**PROBLEM**
Report every line of the listing below in which the string "Criteria" appears.

**DATASET ENTRIES**

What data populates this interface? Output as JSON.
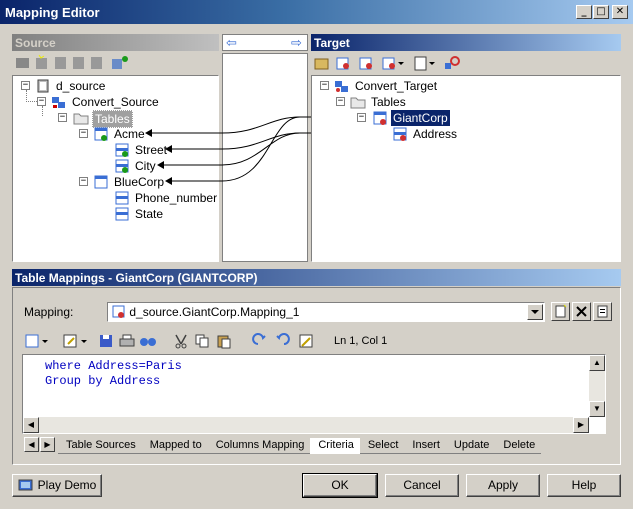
{
  "window": {
    "title": "Mapping Editor",
    "minimize": "_",
    "maximize": "□",
    "close": "✕"
  },
  "source": {
    "header": "Source",
    "tree": {
      "root": "d_source",
      "model": "Convert_Source",
      "tables_folder": "Tables",
      "tables": [
        {
          "label": "Acme",
          "columns": [
            "Street",
            "City"
          ]
        },
        {
          "label": "BlueCorp",
          "columns": [
            "Phone_number",
            "State"
          ]
        }
      ]
    }
  },
  "target": {
    "header": "Target",
    "tree": {
      "model": "Convert_Target",
      "tables_folder": "Tables",
      "table": "GiantCorp",
      "column": "Address"
    }
  },
  "nav": {
    "left_arrow": "⇦",
    "right_arrow": "⇨"
  },
  "table_mappings": {
    "header": "Table Mappings - GiantCorp (GIANTCORP)",
    "mapping_label": "Mapping:",
    "mapping_value": "d_source.GiantCorp.Mapping_1",
    "position": "Ln 1, Col 1",
    "code_lines": [
      "where Address=Paris",
      "Group by Address"
    ],
    "tabs": [
      "Table Sources",
      "Mapped to",
      "Columns Mapping",
      "Criteria",
      "Select",
      "Insert",
      "Update",
      "Delete"
    ],
    "active_tab": "Criteria"
  },
  "footer": {
    "play_demo": "Play Demo",
    "ok": "OK",
    "cancel": "Cancel",
    "apply": "Apply",
    "help": "Help"
  },
  "colors": {
    "title_gradient_start": "#0a246a",
    "title_gradient_end": "#a6caf0",
    "dialog_face": "#d4d0c8",
    "selection_blue": "#0a246a",
    "code_keyword": "#0000c0"
  }
}
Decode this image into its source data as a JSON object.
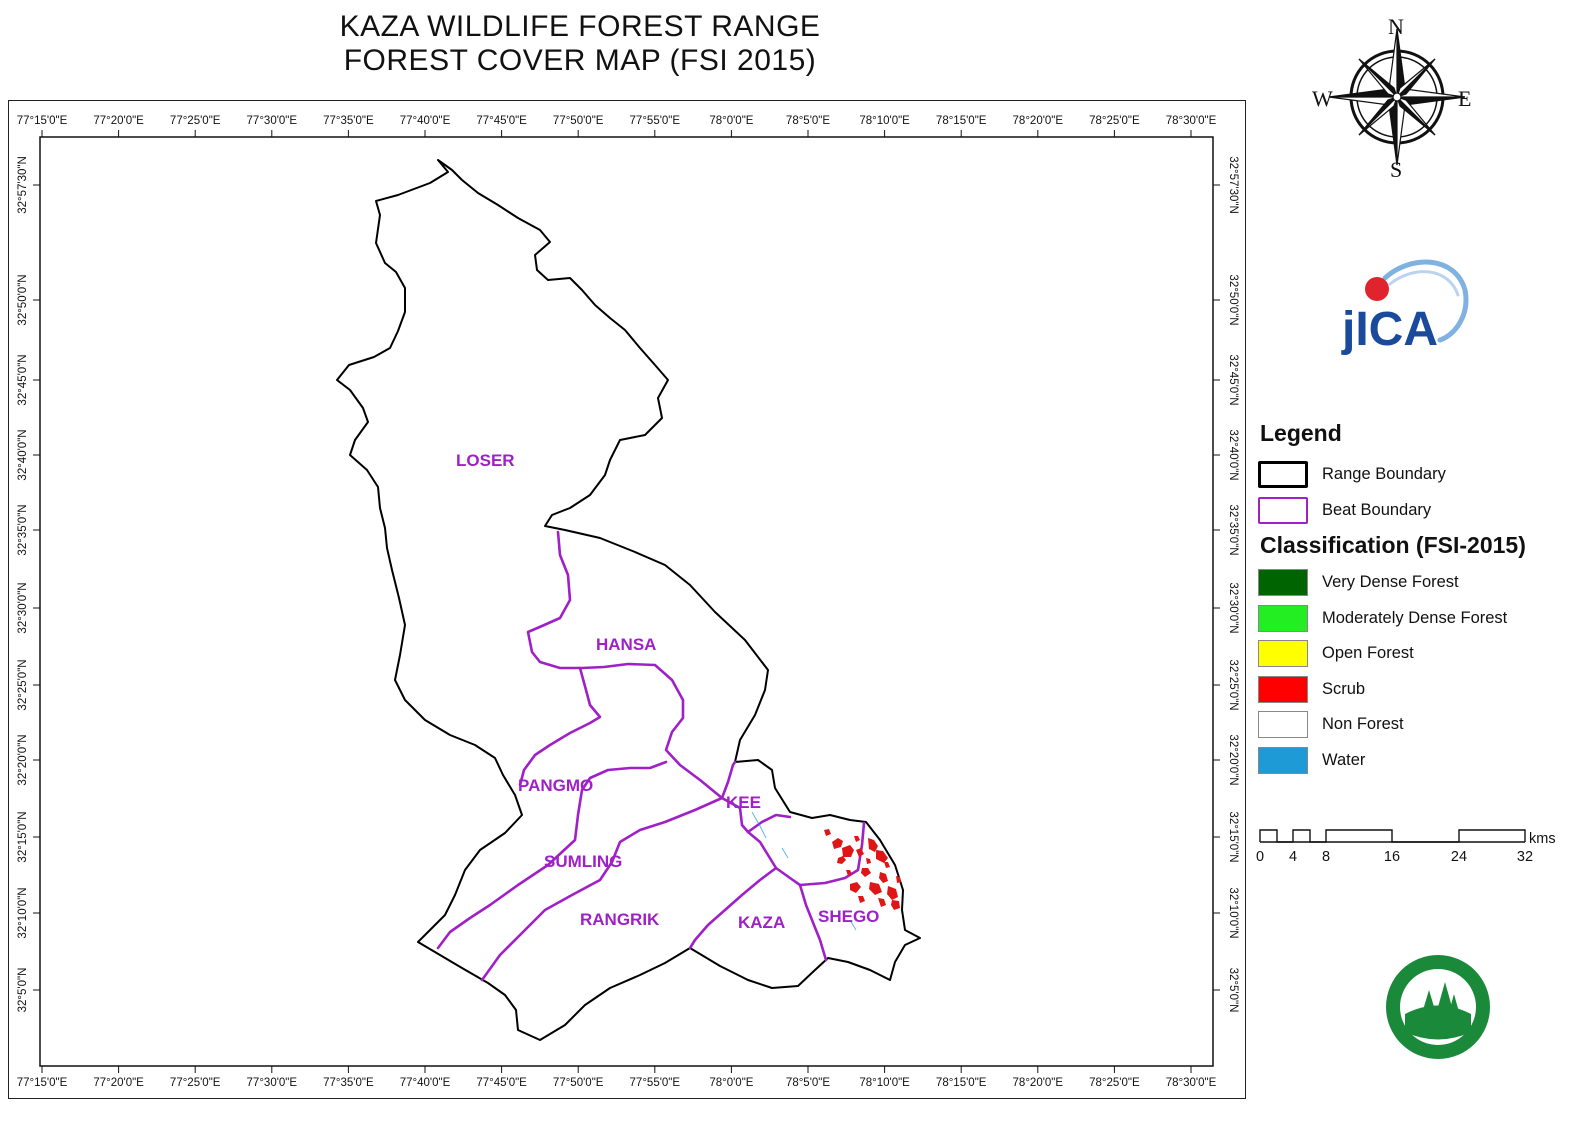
{
  "title": {
    "line1": "KAZA WILDLIFE FOREST RANGE",
    "line2": "FOREST COVER MAP (FSI 2015)"
  },
  "longitude_labels": [
    "77°15'0\"E",
    "77°20'0\"E",
    "77°25'0\"E",
    "77°30'0\"E",
    "77°35'0\"E",
    "77°40'0\"E",
    "77°45'0\"E",
    "77°50'0\"E",
    "77°55'0\"E",
    "78°0'0\"E",
    "78°5'0\"E",
    "78°10'0\"E",
    "78°15'0\"E",
    "78°20'0\"E",
    "78°25'0\"E",
    "78°30'0\"E"
  ],
  "latitude_labels": [
    "32°57'30\"N",
    "32°50'0\"N",
    "32°45'0\"N",
    "32°40'0\"N",
    "32°35'0\"N",
    "32°30'0\"N",
    "32°25'0\"N",
    "32°20'0\"N",
    "32°15'0\"N",
    "32°10'0\"N",
    "32°5'0\"N"
  ],
  "beats": [
    "LOSER",
    "HANSA",
    "PANGMO",
    "KEE",
    "SUMLING",
    "RANGRIK",
    "KAZA",
    "SHEGO"
  ],
  "compass": {
    "n": "N",
    "s": "S",
    "e": "E",
    "w": "W"
  },
  "logo_text": "jICA",
  "legend": {
    "title": "Legend",
    "boundaries": [
      {
        "label": "Range Boundary",
        "color": "#000000"
      },
      {
        "label": "Beat Boundary",
        "color": "#a020c8"
      }
    ],
    "classification_title": "Classification (FSI-2015)",
    "classes": [
      {
        "label": "Very Dense Forest",
        "color": "#006400"
      },
      {
        "label": "Moderately Dense Forest",
        "color": "#22ee22"
      },
      {
        "label": "Open Forest",
        "color": "#ffff00"
      },
      {
        "label": "Scrub",
        "color": "#ff0000"
      },
      {
        "label": "Non Forest",
        "color": "#ffffff"
      },
      {
        "label": "Water",
        "color": "#1e9ad6"
      }
    ]
  },
  "scale": {
    "ticks": [
      "0",
      "4",
      "8",
      "16",
      "24",
      "32"
    ],
    "unit": "kms"
  }
}
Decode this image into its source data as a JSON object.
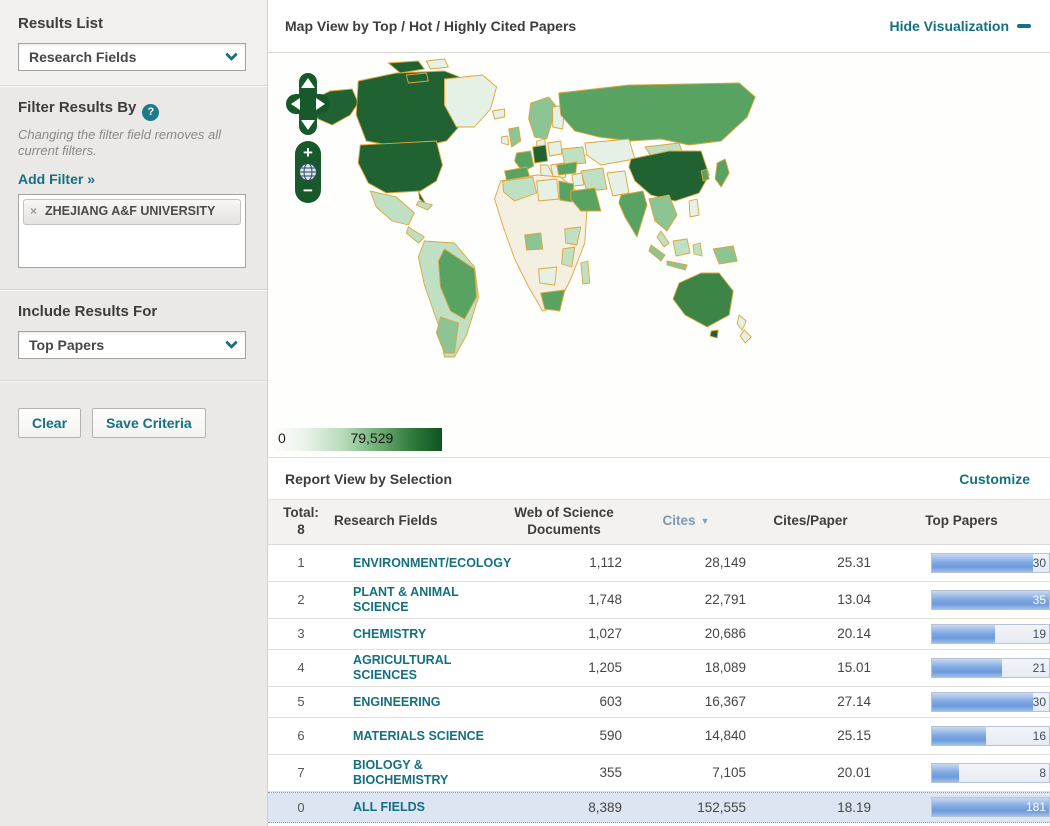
{
  "theme": {
    "teal": "#15707f",
    "map_border_orange": "#dfa53b",
    "map_green_dark": "#206231",
    "map_green_medium": "#58a361",
    "map_green_light": "#bfe0c3",
    "bar_blue": "#7ea7e2",
    "highlight_row_blue": "#dde5f2"
  },
  "sidebar": {
    "results_list": {
      "heading": "Results List",
      "dropdown_value": "Research Fields"
    },
    "filter": {
      "heading": "Filter Results By",
      "help_icon": "?",
      "note": "Changing the filter field removes all current filters.",
      "add_filter_label": "Add Filter »",
      "chip": {
        "remove_icon": "×",
        "label": "ZHEJIANG A&F UNIVERSITY"
      }
    },
    "include": {
      "heading": "Include Results For",
      "dropdown_value": "Top Papers"
    },
    "actions": {
      "clear_label": "Clear",
      "save_label": "Save Criteria"
    }
  },
  "map": {
    "title": "Map View by Top / Hot / Highly Cited Papers",
    "hide_label": "Hide Visualization",
    "legend": {
      "min": "0",
      "max": "79,529"
    },
    "controls": {
      "zoom_in": "+",
      "zoom_out": "−"
    }
  },
  "report": {
    "title": "Report View by Selection",
    "customize_label": "Customize",
    "total_label": "Total:",
    "total_value": "8",
    "columns": [
      "Research Fields",
      "Web of Science Documents",
      "Cites",
      "Cites/Paper",
      "Top Papers"
    ],
    "sort_indicator": "▼",
    "sorted_column": "Cites",
    "rows": [
      {
        "rank": "1",
        "field": "ENVIRONMENT/ECOLOGY",
        "docs": "1,112",
        "cites": "28,149",
        "cites_per_paper": "25.31",
        "top_papers": "30",
        "fill_pct": 86,
        "highlight": false,
        "tall": true
      },
      {
        "rank": "2",
        "field": "PLANT & ANIMAL SCIENCE",
        "docs": "1,748",
        "cites": "22,791",
        "cites_per_paper": "13.04",
        "top_papers": "35",
        "fill_pct": 100,
        "highlight": false,
        "tall": true
      },
      {
        "rank": "3",
        "field": "CHEMISTRY",
        "docs": "1,027",
        "cites": "20,686",
        "cites_per_paper": "20.14",
        "top_papers": "19",
        "fill_pct": 54,
        "highlight": false,
        "tall": false
      },
      {
        "rank": "4",
        "field": "AGRICULTURAL SCIENCES",
        "docs": "1,205",
        "cites": "18,089",
        "cites_per_paper": "15.01",
        "top_papers": "21",
        "fill_pct": 60,
        "highlight": false,
        "tall": true
      },
      {
        "rank": "5",
        "field": "ENGINEERING",
        "docs": "603",
        "cites": "16,367",
        "cites_per_paper": "27.14",
        "top_papers": "30",
        "fill_pct": 86,
        "highlight": false,
        "tall": false
      },
      {
        "rank": "6",
        "field": "MATERIALS SCIENCE",
        "docs": "590",
        "cites": "14,840",
        "cites_per_paper": "25.15",
        "top_papers": "16",
        "fill_pct": 46,
        "highlight": false,
        "tall": true
      },
      {
        "rank": "7",
        "field": "BIOLOGY & BIOCHEMISTRY",
        "docs": "355",
        "cites": "7,105",
        "cites_per_paper": "20.01",
        "top_papers": "8",
        "fill_pct": 23,
        "highlight": false,
        "tall": true
      },
      {
        "rank": "0",
        "field": "ALL FIELDS",
        "docs": "8,389",
        "cites": "152,555",
        "cites_per_paper": "18.19",
        "top_papers": "181",
        "fill_pct": 100,
        "highlight": true,
        "tall": false
      }
    ]
  }
}
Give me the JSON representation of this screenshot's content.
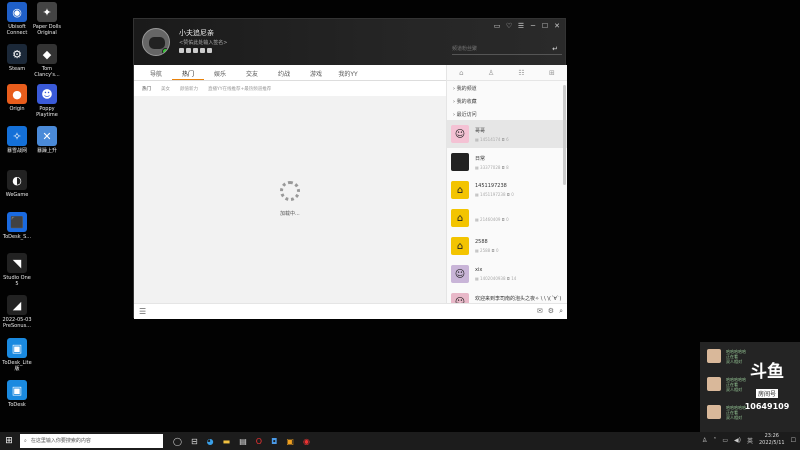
{
  "desktop": {
    "icons": [
      {
        "label": "Ubisoft\nConnect",
        "color": "#1f5fc8",
        "glyph": "◉"
      },
      {
        "label": "Paper Dolls\nOriginal",
        "color": "#444",
        "glyph": "✦"
      },
      {
        "label": "Steam",
        "color": "#1b2838",
        "glyph": "⚙"
      },
      {
        "label": "Tom\nClancy's...",
        "color": "#333",
        "glyph": "◆"
      },
      {
        "label": "Origin",
        "color": "#e85d1c",
        "glyph": "●"
      },
      {
        "label": "Poppy\nPlaytime",
        "color": "#3a5ad8",
        "glyph": "☻"
      },
      {
        "label": "暴雪战网",
        "color": "#1470d8",
        "glyph": "✧"
      },
      {
        "label": "暴躁上升",
        "color": "#4a8ad8",
        "glyph": "✕"
      },
      {
        "label": "WeGame",
        "color": "#222",
        "glyph": "◐"
      },
      {
        "label": "ToDesk_S...",
        "color": "#1a6ae0",
        "glyph": "⬛"
      },
      {
        "label": "Studio One\n5",
        "color": "#222",
        "glyph": "◥"
      },
      {
        "label": "2022-05-03\nPreSonus...",
        "color": "#222",
        "glyph": "◢"
      },
      {
        "label": "ToDesk_Lite\n版",
        "color": "#1a8ae0",
        "glyph": "▣"
      },
      {
        "label": "ToDesk",
        "color": "#1a8ae0",
        "glyph": "▣"
      }
    ]
  },
  "window": {
    "user_name": "小夫追尼亲",
    "signature": "<赞佑此处输入签名>",
    "search_placeholder": "频道粉丝聚",
    "controls": [
      "▭",
      "♡",
      "☰",
      "─",
      "☐",
      "✕"
    ],
    "tabs": [
      "导航",
      "热门",
      "娱乐",
      "交友",
      "约战",
      "游戏",
      "我的YY"
    ],
    "active_tab": "热门",
    "subtabs": [
      "热门",
      "美女",
      "颜值新力",
      "直播YY在线推荐+最热频道推荐"
    ],
    "active_subtab": "热门",
    "refresh_label": "刷新",
    "loading_text": "加载中..."
  },
  "side": {
    "groups": [
      "我的频道",
      "我的收藏",
      "最近访问"
    ],
    "contacts": [
      {
        "name": "哥哥",
        "id": "14514174",
        "count": "6",
        "avatar_color": "#f4c2d4",
        "glyph": "☺",
        "selected": true
      },
      {
        "name": "日常",
        "id": "33377028",
        "count": "8",
        "avatar_color": "#222",
        "glyph": "☻",
        "selected": false
      },
      {
        "name": "1451197238",
        "id": "1451197238",
        "count": "0",
        "avatar_color": "#f3c400",
        "glyph": "⌂",
        "selected": false
      },
      {
        "name": "",
        "id": "21460409",
        "count": "0",
        "avatar_color": "#f3c400",
        "glyph": "⌂",
        "selected": false
      },
      {
        "name": "2588",
        "id": "2588",
        "count": "0",
        "avatar_color": "#f3c400",
        "glyph": "⌂",
        "selected": false
      },
      {
        "name": "xix",
        "id": "1402040938",
        "count": "14",
        "avatar_color": "#c9b5d8",
        "glyph": "☺",
        "selected": false
      },
      {
        "name": "欢迎来到李司南的泡头之夜✧ \\ \\ \\(´∀`)",
        "id": "40717173",
        "count": "138",
        "avatar_color": "#e8b8c8",
        "glyph": "☺",
        "selected": false
      }
    ]
  },
  "notifications": [
    {
      "line1": "哈哈哈哈哈",
      "line2": "正在看",
      "line3": "双人相对"
    },
    {
      "line1": "哈哈哈哈哈",
      "line2": "正在看",
      "line3": "双人相对"
    },
    {
      "line1": "哈哈哈哈哈",
      "line2": "正在看",
      "line3": "双人相对"
    }
  ],
  "brand": {
    "logo": "斗鱼",
    "sub": "房间号",
    "room_number": "10649109"
  },
  "taskbar": {
    "search_placeholder": "在这里输入你要搜索的内容",
    "time": "23:26",
    "date": "2022/5/11",
    "lang": "英"
  }
}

**RESULT**
      "Criteria",
    "active_tab": "Criteria"
      "save_label": "Save Criteria"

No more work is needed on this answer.